Each year is so totally different, and this has been something, I think, we all look forward to. It has really stretched each of us, not only out of our comfort zones, but opened up creative channels we might not have explored otherwise. I suggest other friends get together and explore a Round Robin adventure in quilting or garment making.
Lee Fletcher –
This annual challenge was such a great way to expand my sewing encyclopedia of techniques. Even though I had done a lot of sewing, tailoring and even thread painting when I was very young, I had not been exposed to a lot of the embellishment techniques that has made Sulky famous. In addition, the Challenge forced me to put on my creative thinking cap and make good use of all of the threads that are now available! It was like being a kid in a candy shop!
Once we had decided on the Challenge rules, my brain started to work in a huge swirling eddy-like manner! It is usually several weeks before I am able to start working on the vest back, but I left the fabric out in full view in my sewing room. I would gather the threads that I wanted to use and then wait until I finally had a “final” idea that I liked. Then I would either sketch it out on a piece of paper, or if I was really confident, just start cutting. Once the back was assembled, I started stitching. Most of the time, the back would be a bit different from my original vision. The hardest part of the whole process is stopping! It is a contagious process.
Designing the vest fronts for Suzy and Nancy is always fun. I generally look at adding some different techniques than they have used on the back, while still keeping true to the original theme. Most of the time, I take my time looking at the back for a few days before starting.
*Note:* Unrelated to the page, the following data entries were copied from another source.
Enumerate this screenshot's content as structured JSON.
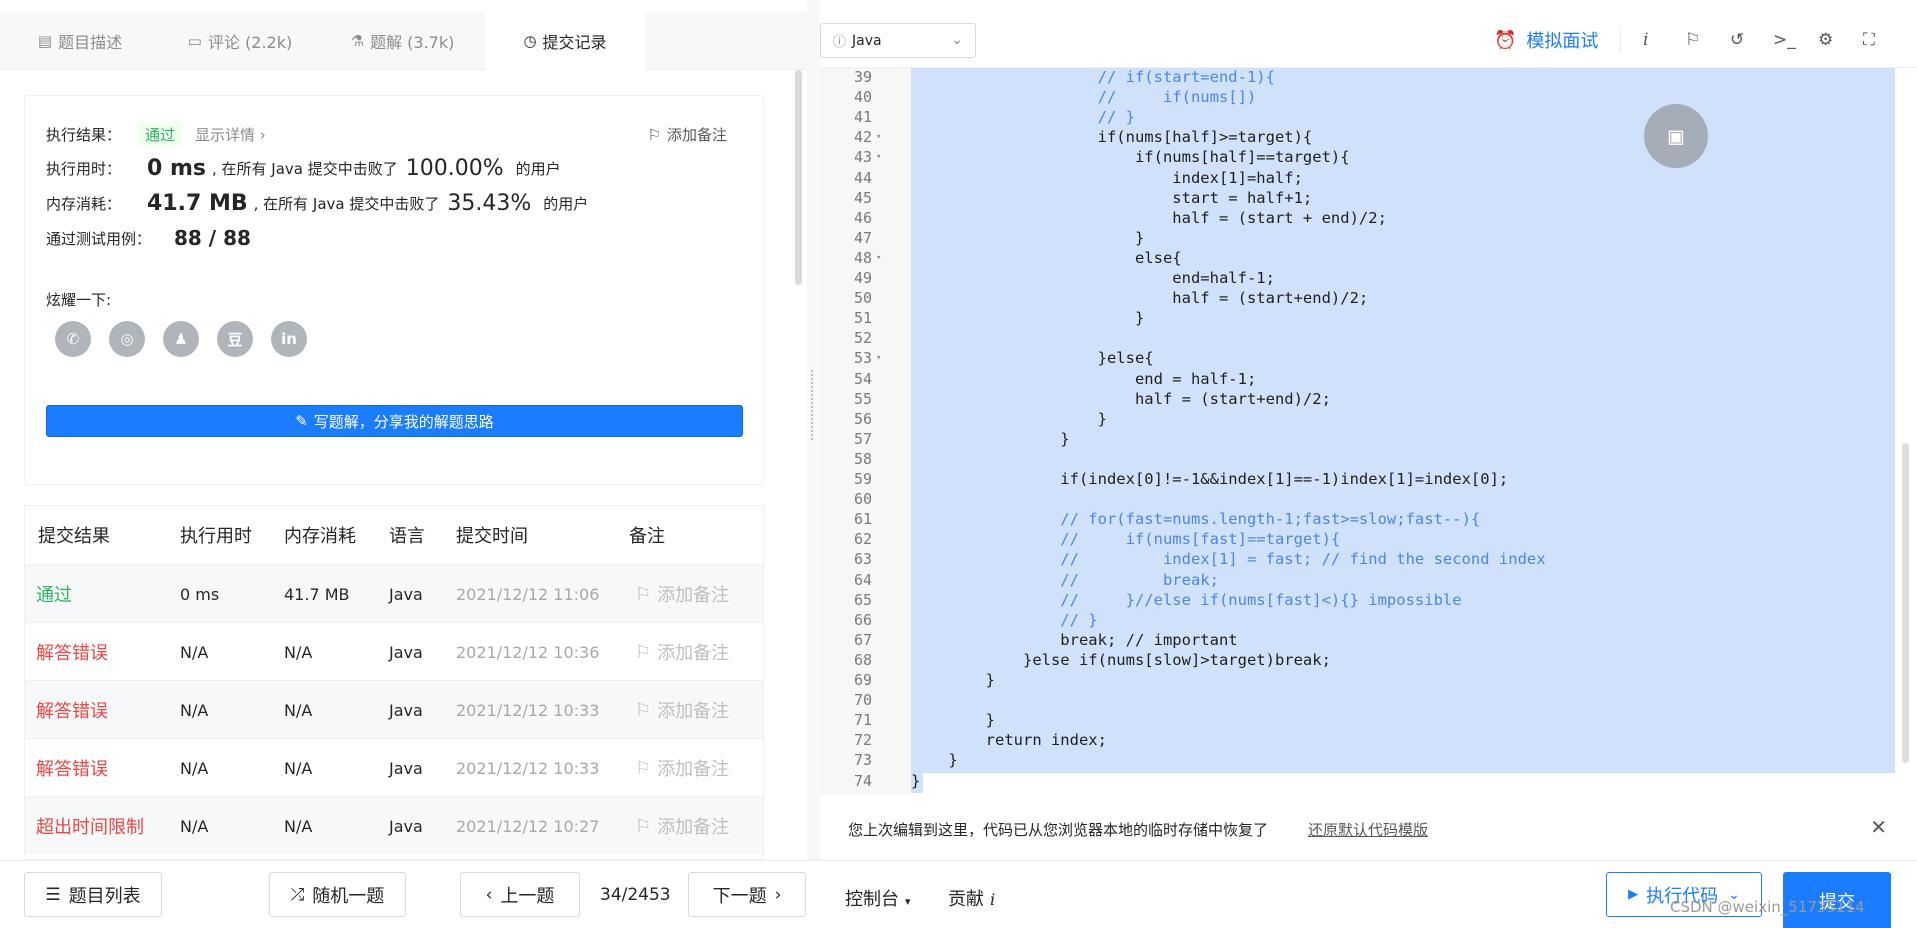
{
  "tabs": [
    {
      "label": "题目描述",
      "icon": "description-icon"
    },
    {
      "label": "评论 (2.2k)",
      "icon": "comment-icon"
    },
    {
      "label": "题解 (3.7k)",
      "icon": "flask-icon"
    },
    {
      "label": "提交记录",
      "icon": "clock-icon"
    }
  ],
  "result": {
    "status_label": "执行结果：",
    "status_value": "通过",
    "show_details": "显示详情 ›",
    "add_note": "添加备注",
    "time_label": "执行用时：",
    "time_value": "0 ms",
    "time_mid": ", 在所有 Java 提交中击败了",
    "time_pct": "100.00%",
    "time_suffix": "的用户",
    "mem_label": "内存消耗：",
    "mem_value": "41.7 MB",
    "mem_mid": ", 在所有 Java 提交中击败了",
    "mem_pct": "35.43%",
    "mem_suffix": "的用户",
    "cases_label": "通过测试用例：",
    "cases_value": "88  /  88",
    "share_label": "炫耀一下:",
    "share_icons": [
      "wechat-icon",
      "weibo-icon",
      "qq-icon",
      "douban-icon",
      "linkedin-icon"
    ],
    "share_glyphs": [
      "✆",
      "◎",
      "♟",
      "豆",
      "in"
    ],
    "write_button": "写题解，分享我的解题思路"
  },
  "submissions": {
    "headers": [
      "提交结果",
      "执行用时",
      "内存消耗",
      "语言",
      "提交时间",
      "备注"
    ],
    "rows": [
      {
        "status": "通过",
        "status_type": "pass",
        "time": "0 ms",
        "memory": "41.7 MB",
        "lang": "Java",
        "submitted": "2021/12/12 11:06",
        "note": "添加备注"
      },
      {
        "status": "解答错误",
        "status_type": "fail",
        "time": "N/A",
        "memory": "N/A",
        "lang": "Java",
        "submitted": "2021/12/12 10:36",
        "note": "添加备注"
      },
      {
        "status": "解答错误",
        "status_type": "fail",
        "time": "N/A",
        "memory": "N/A",
        "lang": "Java",
        "submitted": "2021/12/12 10:33",
        "note": "添加备注"
      },
      {
        "status": "解答错误",
        "status_type": "fail",
        "time": "N/A",
        "memory": "N/A",
        "lang": "Java",
        "submitted": "2021/12/12 10:33",
        "note": "添加备注"
      },
      {
        "status": "超出时间限制",
        "status_type": "fail",
        "time": "N/A",
        "memory": "N/A",
        "lang": "Java",
        "submitted": "2021/12/12 10:27",
        "note": "添加备注"
      }
    ]
  },
  "toolbar": {
    "language": "Java",
    "mock_interview": "模拟面试",
    "icons": [
      "info-icon",
      "run-flag-icon",
      "reset-icon",
      "terminal-icon",
      "settings-icon",
      "fullscreen-icon"
    ]
  },
  "editor": {
    "lines": [
      {
        "n": "39",
        "text": "                    // if(start=end-1){",
        "type": "com"
      },
      {
        "n": "40",
        "text": "                    //     if(nums[])",
        "type": "com"
      },
      {
        "n": "41",
        "text": "                    // }",
        "type": "com"
      },
      {
        "n": "42",
        "text": "                    if(nums[half]>=target){",
        "type": "code",
        "fold": true
      },
      {
        "n": "43",
        "text": "                        if(nums[half]==target){",
        "type": "code",
        "fold": true
      },
      {
        "n": "44",
        "text": "                            index[1]=half;",
        "type": "code"
      },
      {
        "n": "45",
        "text": "                            start = half+1;",
        "type": "code"
      },
      {
        "n": "46",
        "text": "                            half = (start + end)/2;",
        "type": "code"
      },
      {
        "n": "47",
        "text": "                        }",
        "type": "code"
      },
      {
        "n": "48",
        "text": "                        else{",
        "type": "code",
        "fold": true
      },
      {
        "n": "49",
        "text": "                            end=half-1;",
        "type": "code"
      },
      {
        "n": "50",
        "text": "                            half = (start+end)/2;",
        "type": "code"
      },
      {
        "n": "51",
        "text": "                        }",
        "type": "code"
      },
      {
        "n": "52",
        "text": "",
        "type": "code"
      },
      {
        "n": "53",
        "text": "                    }else{",
        "type": "code",
        "fold": true
      },
      {
        "n": "54",
        "text": "                        end = half-1;",
        "type": "code"
      },
      {
        "n": "55",
        "text": "                        half = (start+end)/2;",
        "type": "code"
      },
      {
        "n": "56",
        "text": "                    }",
        "type": "code"
      },
      {
        "n": "57",
        "text": "                }",
        "type": "code"
      },
      {
        "n": "58",
        "text": "",
        "type": "code"
      },
      {
        "n": "59",
        "text": "                if(index[0]!=-1&&index[1]==-1)index[1]=index[0];",
        "type": "code"
      },
      {
        "n": "60",
        "text": "",
        "type": "code"
      },
      {
        "n": "61",
        "text": "                // for(fast=nums.length-1;fast>=slow;fast--){",
        "type": "com"
      },
      {
        "n": "62",
        "text": "                //     if(nums[fast]==target){",
        "type": "com"
      },
      {
        "n": "63",
        "text": "                //         index[1] = fast; // find the second index",
        "type": "com"
      },
      {
        "n": "64",
        "text": "                //         break;",
        "type": "com"
      },
      {
        "n": "65",
        "text": "                //     }//else if(nums[fast]<){} impossible",
        "type": "com"
      },
      {
        "n": "66",
        "text": "                // }",
        "type": "com"
      },
      {
        "n": "67",
        "text": "                break; // important",
        "type": "code"
      },
      {
        "n": "68",
        "text": "            }else if(nums[slow]>target)break;",
        "type": "code"
      },
      {
        "n": "69",
        "text": "        }",
        "type": "code"
      },
      {
        "n": "70",
        "text": "",
        "type": "code"
      },
      {
        "n": "71",
        "text": "        }",
        "type": "code"
      },
      {
        "n": "72",
        "text": "        return index;",
        "type": "code"
      },
      {
        "n": "73",
        "text": "    }",
        "type": "code"
      },
      {
        "n": "74",
        "text": "}",
        "type": "code"
      }
    ]
  },
  "restore": {
    "message": "您上次编辑到这里，代码已从您浏览器本地的临时存储中恢复了",
    "link": "还原默认代码模版"
  },
  "bottom": {
    "problem_list": "题目列表",
    "random": "随机一题",
    "prev": "上一题",
    "page": "34/2453",
    "next": "下一题",
    "console": "控制台",
    "contribute": "贡献",
    "run": "执行代码",
    "submit": "提交"
  },
  "watermark": "CSDN @weixin_51735114",
  "colors": {
    "accent": "#1a7cff",
    "pass": "#2db55d",
    "fail": "#ef4743",
    "selection": "#cfe1fb"
  }
}
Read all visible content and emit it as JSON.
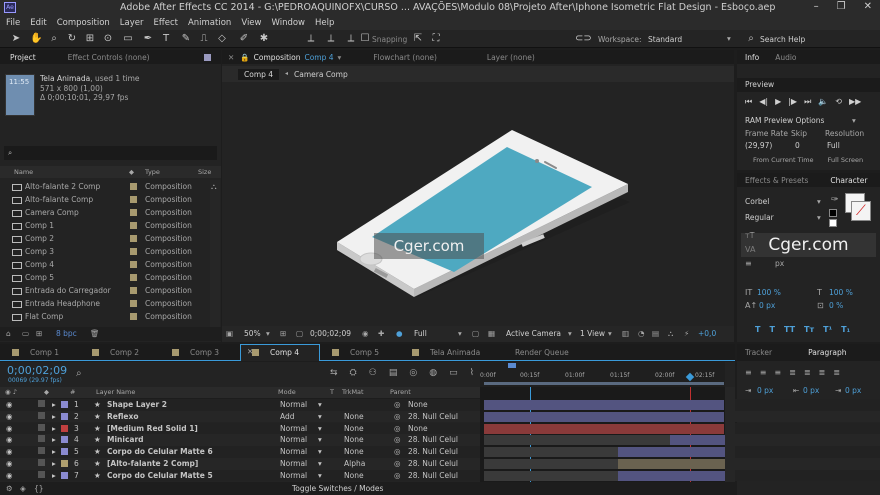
{
  "app": {
    "title": "Adobe After Effects CC 2014 - G:\\PEDROAQUINOFX\\CURSO ... AVAÇÕES\\Modulo 08\\Projeto After\\Iphone Isometric Flat Design - Esboço.aep"
  },
  "menu": [
    "File",
    "Edit",
    "Composition",
    "Layer",
    "Effect",
    "Animation",
    "View",
    "Window",
    "Help"
  ],
  "toolbar": {
    "snapping": "Snapping",
    "workspace_label": "Workspace:",
    "workspace_value": "Standard",
    "search_placeholder": "Search Help"
  },
  "project": {
    "tab": "Project",
    "tab2": "Effect Controls (none)",
    "thumb_name": "Tela Animada",
    "thumb_used": ", used 1 time",
    "thumb_size": "571 x 800 (1,00)",
    "thumb_dur": "Δ 0;00;10;01, 29,97 fps",
    "thumb_label": "11:55",
    "col_name": "Name",
    "col_type": "Type",
    "col_size": "Size",
    "items": [
      {
        "name": "Alto-falante 2 Comp",
        "type": "Composition"
      },
      {
        "name": "Alto-falante Comp",
        "type": "Composition"
      },
      {
        "name": "Camera Comp",
        "type": "Composition"
      },
      {
        "name": "Comp 1",
        "type": "Composition"
      },
      {
        "name": "Comp 2",
        "type": "Composition"
      },
      {
        "name": "Comp 3",
        "type": "Composition"
      },
      {
        "name": "Comp 4",
        "type": "Composition"
      },
      {
        "name": "Comp 5",
        "type": "Composition"
      },
      {
        "name": "Entrada do Carregador",
        "type": "Composition"
      },
      {
        "name": "Entrada Headphone",
        "type": "Composition"
      },
      {
        "name": "Flat Comp",
        "type": "Composition"
      }
    ],
    "bpc": "8 bpc"
  },
  "comp": {
    "tab": "Composition",
    "tab_name": "Comp 4",
    "flowchart": "Flowchart (none)",
    "layer_tab": "Layer (none)",
    "crumbs": [
      "Comp 4",
      "Camera Comp"
    ],
    "zoom": "50%",
    "time": "0;00;02;09",
    "res": "Full",
    "camera": "Active Camera",
    "view": "1 View",
    "exposure": "+0,0",
    "watermark": "Cger.com"
  },
  "info": {
    "tabs": [
      "Info",
      "Audio"
    ],
    "preview": "Preview",
    "ram": "RAM Preview Options",
    "fr_label": "Frame Rate",
    "skip_label": "Skip",
    "res_label": "Resolution",
    "fr": "(29,97)",
    "skip": "0",
    "res": "Full",
    "from": "From Current Time",
    "full": "Full Screen"
  },
  "character": {
    "tabs": [
      "Effects & Presets",
      "Character"
    ],
    "font": "Corbel",
    "style": "Regular",
    "unit": "px",
    "scale_v": "100 %",
    "scale_h": "100 %",
    "baseline": "0 px",
    "tsume": "0 %",
    "watermark": "Cger.com"
  },
  "paragraph": {
    "tabs": [
      "Tracker",
      "Paragraph"
    ],
    "val": "0 px"
  },
  "timeline": {
    "tabs": [
      "Comp 1",
      "Comp 2",
      "Comp 3",
      "Comp 4",
      "Comp 5",
      "Tela Animada",
      "Render Queue"
    ],
    "timecode": "0;00;02;09",
    "frames": "00069 (29.97 fps)",
    "col_layer": "Layer Name",
    "col_mode": "Mode",
    "col_t": "T",
    "col_trk": "TrkMat",
    "col_parent": "Parent",
    "ticks": [
      "0:00f",
      "00:15f",
      "01:00f",
      "01:15f",
      "02:00f",
      "02:15f"
    ],
    "layers": [
      {
        "num": "1",
        "name": "Shape Layer 2",
        "mode": "Normal",
        "trk": "",
        "parent": "None",
        "color": "#8a8ad0"
      },
      {
        "num": "2",
        "name": "Reflexo",
        "mode": "Add",
        "trk": "None",
        "parent": "28. Null Celul",
        "color": "#8a8ad0"
      },
      {
        "num": "3",
        "name": "[Medium Red Solid 1]",
        "mode": "Normal",
        "trk": "None",
        "parent": "None",
        "color": "#c04040"
      },
      {
        "num": "4",
        "name": "Minicard",
        "mode": "Normal",
        "trk": "None",
        "parent": "28. Null Celul",
        "color": "#8a8ad0"
      },
      {
        "num": "5",
        "name": "Corpo do Celular Matte 6",
        "mode": "Normal",
        "trk": "None",
        "parent": "28. Null Celul",
        "color": "#8a8ad0"
      },
      {
        "num": "6",
        "name": "[Alto-falante 2 Comp]",
        "mode": "Normal",
        "trk": "Alpha",
        "parent": "28. Null Celul",
        "color": "#b0a070"
      },
      {
        "num": "7",
        "name": "Corpo do Celular Matte 5",
        "mode": "Normal",
        "trk": "None",
        "parent": "28. Null Celul",
        "color": "#8a8ad0"
      }
    ],
    "toggle": "Toggle Switches / Modes"
  },
  "colors": {
    "accent": "#3a9ad9",
    "screen": "#4ea9c1",
    "bg": "#1d1d1d"
  }
}
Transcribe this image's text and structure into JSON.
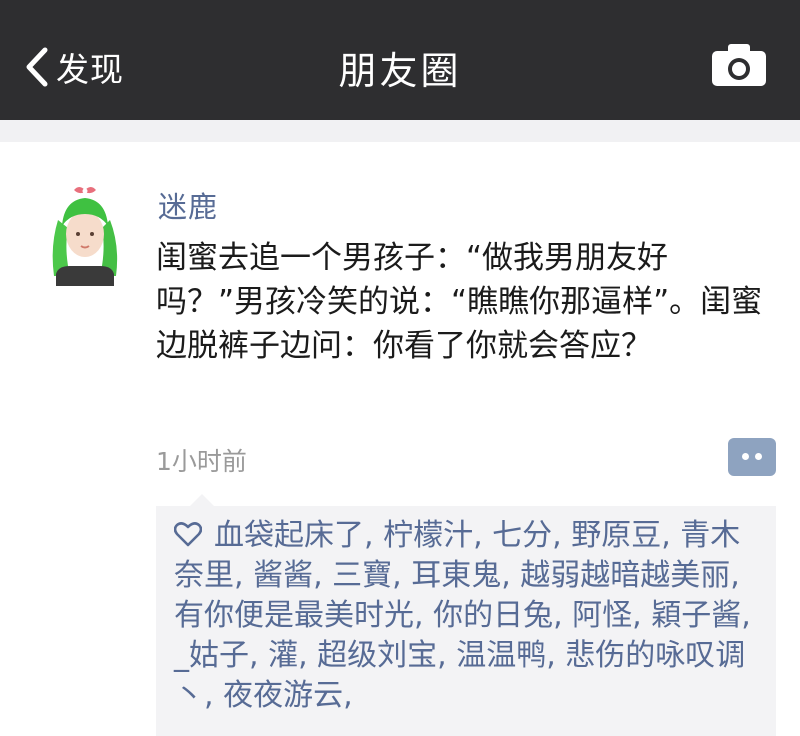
{
  "navbar": {
    "back_label": "发现",
    "title": "朋友圈"
  },
  "post": {
    "author": "迷鹿",
    "text": "闺蜜去追一个男孩子：“做我男朋友好吗？”男孩冷笑的说：“瞧瞧你那逼样”。闺蜜边脱裤子边问：你看了你就会答应？",
    "time": "1小时前"
  },
  "likes": {
    "names": "血袋起床了, 柠檬汁, 七分, 野原豆, 青木奈里, 酱酱, 三寶, 耳東鬼, 越弱越暗越美丽, 有你便是最美时光, 你的日兔, 阿怪, 穎子酱, _姑子, 灌, 超级刘宝, 温温鸭, 悲伤的咏叹调丶, 夜夜游云,"
  },
  "colors": {
    "navbar_bg": "#2e2e30",
    "link_blue": "#576b95",
    "likes_bg": "#f3f3f5",
    "comment_button": "#8ea3c0"
  },
  "icons": {
    "back": "chevron-left-icon",
    "camera": "camera-icon",
    "like": "heart-outline-icon",
    "comment": "comment-dots-icon"
  }
}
I end up having dreams about what the possibilities are and then one day, the vision is complete and I get it done!
The end result of each vest is sew exciting! I am always in awe of the two fronts that come back to me. The unveiling of the annual challenge at Quilt Market is always lots of fun. I highly recommend this challenge to anyone who has a friend or two!
Suzy Seed –
I audition fabric and “see what it says”. I’ll pin it to my body form and walk around it for a few days. I draw ideas and pin that to the the fabric to see if I like the idea.
When I receive the back from one of the Sulky Sisters, I’ll again pin to the dress form and study it for a couple of days. The challenge for me is to get inside the head of the other person and make it blend and flow. This is the creative stretch for me. Nancy loves curves, Lee is super creative and I like linear lines. The part that I do should have the feel of the owner.
When I receive the next round with a back and a front already done it always seems a little easier. The tone is totally set and I just need to tie everything up so it looks really good with the other front and back. I always audition each part so I can get the feel. Also when you are third woman on a vest, sometimes the fabric is almost used up soooo…I have to stretch myself and the fabric!
When my vest returns I cut out the lining — sometimes I embellish it too and put a pocket on at least one front. I cut my binding (always on the bias because of the curves) and apply. Do the final press and hang it up ready for Quilt Festival.
Patterns used are: Dana Marie Design Co. Kimono Jacket and Vest, Linda Kubic Elements pattern, Easy Street Garments Blended Beauty.
Are they fearless, or what?! This is a fun way to learn to trust your creative process, and your friends!